Current sentiment trends suggest the supply-demand picture for equities is deteriorating and fundamentals are breaking down. Tuesday’s rebound could be short lived. “Above all, the pattern in U.S. stock market sentiment has come to even more closely resemble the picture of sentiment on the eve of the 2008 Lehman Brothers collapse that marked the onset of the global financial crisis,” Takada added.
Unfortunately, illiquidity maybe even more of a problem in a downturn this time around compared to a decade ago. The regulations imposed following the financial crisis have limited traditional market makers from the amount of two-way deal making they might otherwise be willing to do. Their asset inventories just aren’t what they used to be. U.S. investment grade credit, for instance, grew by 43% between 2007 and 2018, but dealer inventories are only 6% of what they were in 2007, according to JPMorgan Asset Management, per the Financial Times.
With dealers limited in their capacities to take the other side of a trade, buyers and sellers of financial assets today are much more dependent on a double coincidence of wants or interests. Such a double coincidence of wants can be sporadic, and in a bear market when everyone is selling, there’s nobody willing to take the other side of the trade.
Governor of the Bank of England Mark Carney claimed earlier in the year that there was $30 trillion tied up in difficult-to-trade (i.e. illiquid) investments.
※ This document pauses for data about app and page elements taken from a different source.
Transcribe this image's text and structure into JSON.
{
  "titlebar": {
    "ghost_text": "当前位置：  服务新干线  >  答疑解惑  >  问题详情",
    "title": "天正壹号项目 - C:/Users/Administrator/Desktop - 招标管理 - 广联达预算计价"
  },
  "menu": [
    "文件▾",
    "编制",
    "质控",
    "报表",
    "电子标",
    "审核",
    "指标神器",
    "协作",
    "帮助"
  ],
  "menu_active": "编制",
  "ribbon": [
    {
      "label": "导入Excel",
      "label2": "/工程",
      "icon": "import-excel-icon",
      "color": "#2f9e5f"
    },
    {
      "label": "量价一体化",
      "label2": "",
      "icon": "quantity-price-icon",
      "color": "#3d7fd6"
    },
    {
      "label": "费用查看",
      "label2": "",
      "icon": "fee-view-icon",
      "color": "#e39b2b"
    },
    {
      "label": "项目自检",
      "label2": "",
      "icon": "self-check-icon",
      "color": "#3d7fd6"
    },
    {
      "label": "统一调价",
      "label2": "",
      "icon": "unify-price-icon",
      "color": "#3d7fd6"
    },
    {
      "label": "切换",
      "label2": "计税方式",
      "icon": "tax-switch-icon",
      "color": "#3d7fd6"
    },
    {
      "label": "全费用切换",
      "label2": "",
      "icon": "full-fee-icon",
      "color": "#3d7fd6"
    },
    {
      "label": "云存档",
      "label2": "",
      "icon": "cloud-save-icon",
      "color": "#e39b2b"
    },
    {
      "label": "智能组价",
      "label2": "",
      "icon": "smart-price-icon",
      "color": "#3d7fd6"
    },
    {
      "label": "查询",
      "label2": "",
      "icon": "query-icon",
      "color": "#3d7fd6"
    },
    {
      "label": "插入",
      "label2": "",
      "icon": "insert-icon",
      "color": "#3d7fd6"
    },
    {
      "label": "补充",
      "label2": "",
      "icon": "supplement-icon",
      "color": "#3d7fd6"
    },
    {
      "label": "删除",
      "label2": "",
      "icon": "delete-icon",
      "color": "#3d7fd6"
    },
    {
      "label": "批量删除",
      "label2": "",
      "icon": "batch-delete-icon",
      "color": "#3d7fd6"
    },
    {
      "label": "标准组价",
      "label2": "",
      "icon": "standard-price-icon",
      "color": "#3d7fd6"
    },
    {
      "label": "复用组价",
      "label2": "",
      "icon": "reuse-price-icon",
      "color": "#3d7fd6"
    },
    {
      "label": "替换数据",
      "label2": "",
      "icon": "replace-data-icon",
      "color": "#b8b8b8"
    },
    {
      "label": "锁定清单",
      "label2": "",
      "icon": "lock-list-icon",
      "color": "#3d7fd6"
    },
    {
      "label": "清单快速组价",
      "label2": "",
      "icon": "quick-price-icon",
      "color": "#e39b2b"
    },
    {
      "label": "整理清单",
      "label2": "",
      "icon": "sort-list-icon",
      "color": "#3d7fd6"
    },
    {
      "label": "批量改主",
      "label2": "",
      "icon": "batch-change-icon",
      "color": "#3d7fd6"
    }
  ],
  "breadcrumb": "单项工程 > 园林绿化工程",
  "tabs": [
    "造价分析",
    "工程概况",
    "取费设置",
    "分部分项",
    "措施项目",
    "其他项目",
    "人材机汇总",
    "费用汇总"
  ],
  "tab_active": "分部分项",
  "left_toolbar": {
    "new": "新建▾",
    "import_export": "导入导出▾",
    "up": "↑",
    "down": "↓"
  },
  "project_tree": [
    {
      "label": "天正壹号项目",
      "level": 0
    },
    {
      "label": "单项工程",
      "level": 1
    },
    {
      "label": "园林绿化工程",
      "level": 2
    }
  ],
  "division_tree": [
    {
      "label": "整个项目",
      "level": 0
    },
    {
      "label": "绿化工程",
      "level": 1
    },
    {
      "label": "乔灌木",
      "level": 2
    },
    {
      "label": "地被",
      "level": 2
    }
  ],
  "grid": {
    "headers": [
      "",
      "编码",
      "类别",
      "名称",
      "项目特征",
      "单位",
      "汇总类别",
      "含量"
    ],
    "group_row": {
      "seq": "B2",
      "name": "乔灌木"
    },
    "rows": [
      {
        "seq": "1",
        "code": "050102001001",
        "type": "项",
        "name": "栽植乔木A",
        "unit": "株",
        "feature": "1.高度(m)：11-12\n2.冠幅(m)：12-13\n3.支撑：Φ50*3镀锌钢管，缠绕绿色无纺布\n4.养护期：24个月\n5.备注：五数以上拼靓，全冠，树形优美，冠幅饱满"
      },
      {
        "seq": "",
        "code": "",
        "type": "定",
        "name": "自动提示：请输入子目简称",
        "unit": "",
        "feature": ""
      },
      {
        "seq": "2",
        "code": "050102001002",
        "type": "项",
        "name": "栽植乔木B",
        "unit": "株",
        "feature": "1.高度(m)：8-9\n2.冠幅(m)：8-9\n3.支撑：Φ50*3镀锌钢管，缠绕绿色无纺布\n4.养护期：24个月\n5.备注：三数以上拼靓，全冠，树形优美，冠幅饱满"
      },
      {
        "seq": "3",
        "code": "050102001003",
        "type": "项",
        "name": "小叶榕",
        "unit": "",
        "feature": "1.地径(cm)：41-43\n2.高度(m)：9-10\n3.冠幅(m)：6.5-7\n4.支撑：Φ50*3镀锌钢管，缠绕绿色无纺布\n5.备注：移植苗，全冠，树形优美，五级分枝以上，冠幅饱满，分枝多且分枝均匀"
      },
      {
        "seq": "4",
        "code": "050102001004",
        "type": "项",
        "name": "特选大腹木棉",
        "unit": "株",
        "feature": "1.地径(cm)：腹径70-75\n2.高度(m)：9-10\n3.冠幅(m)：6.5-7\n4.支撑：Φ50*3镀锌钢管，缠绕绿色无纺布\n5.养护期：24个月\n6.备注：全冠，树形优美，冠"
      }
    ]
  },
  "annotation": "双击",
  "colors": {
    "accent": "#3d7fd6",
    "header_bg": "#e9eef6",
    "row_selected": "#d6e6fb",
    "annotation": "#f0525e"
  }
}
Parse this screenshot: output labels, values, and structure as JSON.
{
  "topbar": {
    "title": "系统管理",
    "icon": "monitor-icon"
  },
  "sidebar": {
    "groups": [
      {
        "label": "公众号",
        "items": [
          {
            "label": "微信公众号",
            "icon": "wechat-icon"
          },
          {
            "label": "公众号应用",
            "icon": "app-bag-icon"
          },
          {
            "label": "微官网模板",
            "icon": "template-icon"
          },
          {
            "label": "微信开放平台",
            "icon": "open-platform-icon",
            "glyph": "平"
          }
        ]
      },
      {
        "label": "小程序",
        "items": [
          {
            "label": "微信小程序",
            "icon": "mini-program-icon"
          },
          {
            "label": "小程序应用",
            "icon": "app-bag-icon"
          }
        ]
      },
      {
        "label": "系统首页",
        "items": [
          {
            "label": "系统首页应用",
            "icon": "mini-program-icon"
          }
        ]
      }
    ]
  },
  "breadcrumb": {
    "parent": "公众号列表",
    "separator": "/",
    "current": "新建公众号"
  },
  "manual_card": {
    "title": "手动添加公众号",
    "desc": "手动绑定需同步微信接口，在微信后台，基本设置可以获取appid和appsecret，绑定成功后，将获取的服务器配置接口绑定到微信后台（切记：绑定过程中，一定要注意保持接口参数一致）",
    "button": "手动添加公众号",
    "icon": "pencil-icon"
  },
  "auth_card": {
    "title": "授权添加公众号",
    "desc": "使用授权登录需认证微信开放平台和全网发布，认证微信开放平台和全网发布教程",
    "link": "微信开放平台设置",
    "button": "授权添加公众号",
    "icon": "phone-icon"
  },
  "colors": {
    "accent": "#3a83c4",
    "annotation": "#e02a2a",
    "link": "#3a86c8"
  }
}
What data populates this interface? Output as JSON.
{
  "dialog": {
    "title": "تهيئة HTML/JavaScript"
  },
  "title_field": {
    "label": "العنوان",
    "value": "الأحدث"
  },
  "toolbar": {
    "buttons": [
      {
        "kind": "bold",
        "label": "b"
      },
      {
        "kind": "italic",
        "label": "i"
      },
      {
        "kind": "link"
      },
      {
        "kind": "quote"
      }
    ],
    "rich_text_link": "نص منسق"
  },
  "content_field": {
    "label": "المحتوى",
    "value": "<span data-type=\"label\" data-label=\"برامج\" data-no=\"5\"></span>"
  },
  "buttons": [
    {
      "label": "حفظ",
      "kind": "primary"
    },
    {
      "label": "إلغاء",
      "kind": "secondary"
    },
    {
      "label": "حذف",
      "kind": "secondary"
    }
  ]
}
The Federal Reserve noted similar concerns about bond and loan mutual funds. A recent report by Moody’s indicates that even supposed liquid assets, such as exchange-traded funds (ETFs), are not immune to sudden extended spikes in volatility.
Already investors have been flocking to safer assets as gold rises and bond funds post record inflows. Spreads between high-yield junk bonds and risk-free bonds are now at the widest they’ve been in three years as investors ditch risky debt in favour of safer debt. “High yield is often the canary in the coal mine when it comes to recessions,” said Max Gokham, head of asset allocation at Pacific Life Fund Advisors, adding that, “if concerns about a recession build you will see a lot of selling.”
Interestingly, the recent selloff and spike in volatility came only days after one of the largest suppliers of liquidity—the Fed—cut interest rates for the first time since the crisis. The markets didn’t react well, interpreting Fed Chair Jerome Powell’s labelling of the cut a “mid-cycle adjustment” as a “one-and-done” cut. That slip didn’t instill the kind of confidence investors were looking for amid escalating trade tensions and signs of a slowing global economy, wrote respected financial executive Mohammad El-Erian.
Liquidity and confidence are highly correlated, and the largest suppliers of both over the past decade have been central banks. Whether or not they have enough fire power in the tank to fight off the next downturn in a world of record-low (even negative) interest rates is still a big question mark at this point. Quantitative easing (QE) might soon become conventional monetary policy.